Or may be she was following me in 1988, when I made my one phone call in three months from provincial Voronezh home to my wife in England.
There was a time under the Soviets when quite a lot of people didn’t have a phone. If you wanted to call another city or even another country (inadvisable from a getting-hounded-by-the-KGB point of view), then you had to do it from the local post office where you would queue, sometimes for hours, to book your call and then again for a booth to become available. When one of these old wooden booths flashed free, you would go in, pick up the heavy black Bakelite receiver and quote your call number to the operator who was on the end of the line and also physically about two yards away. She, always she, would then connect you and, always, listen in just in case. It didn’t really seem like a hassle because everyone had to do it. People also sent a lot of telegrams. You would pick up a form and fill it in with one of the nibs they left on the counters, dipping it in the wooden pots of congealed ink.Neat Vodka, p. 100

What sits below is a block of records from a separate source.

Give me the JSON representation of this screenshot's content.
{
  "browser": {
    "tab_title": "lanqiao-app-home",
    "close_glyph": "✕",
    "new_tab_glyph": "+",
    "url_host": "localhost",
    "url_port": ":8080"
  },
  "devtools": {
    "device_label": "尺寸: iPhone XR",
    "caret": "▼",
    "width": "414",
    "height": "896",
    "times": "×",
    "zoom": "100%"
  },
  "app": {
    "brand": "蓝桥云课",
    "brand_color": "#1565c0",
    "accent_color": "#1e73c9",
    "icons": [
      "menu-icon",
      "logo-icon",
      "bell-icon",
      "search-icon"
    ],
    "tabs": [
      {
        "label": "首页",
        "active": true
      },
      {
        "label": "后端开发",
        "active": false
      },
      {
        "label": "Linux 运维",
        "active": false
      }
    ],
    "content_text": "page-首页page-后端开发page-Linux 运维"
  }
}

Owen Matthews describes this in similar style in his novel Black Sun, and that is set in the 1960s.
There is a depth to Blundy’s knowledge of Russia that few western popular fiction writers have. She doesn’t just write about the usual fare of Moscow and St Petes and hotels and oligarchs and prostitutes and the security services. Because she has lived there, she is able to draw on her experiences to write vividly about a visit to a prison for the mentally disturbed, about provincial Russian towns, about the vast uninhabited spaces of Siberia, and —my favourite, as I could see this happening with some of those westerners who go to Russia because of its difference, its vastness, its wild edge— the American who entered Russia with no documents in the 1990s and just stayed there without documentation, becoming Russian and yet even there living outside the system and with no proof of origin.
Part one of this review is here.
A post prompted by Faith Zanetti reading her predecessor’s “Whither Russia” book is here.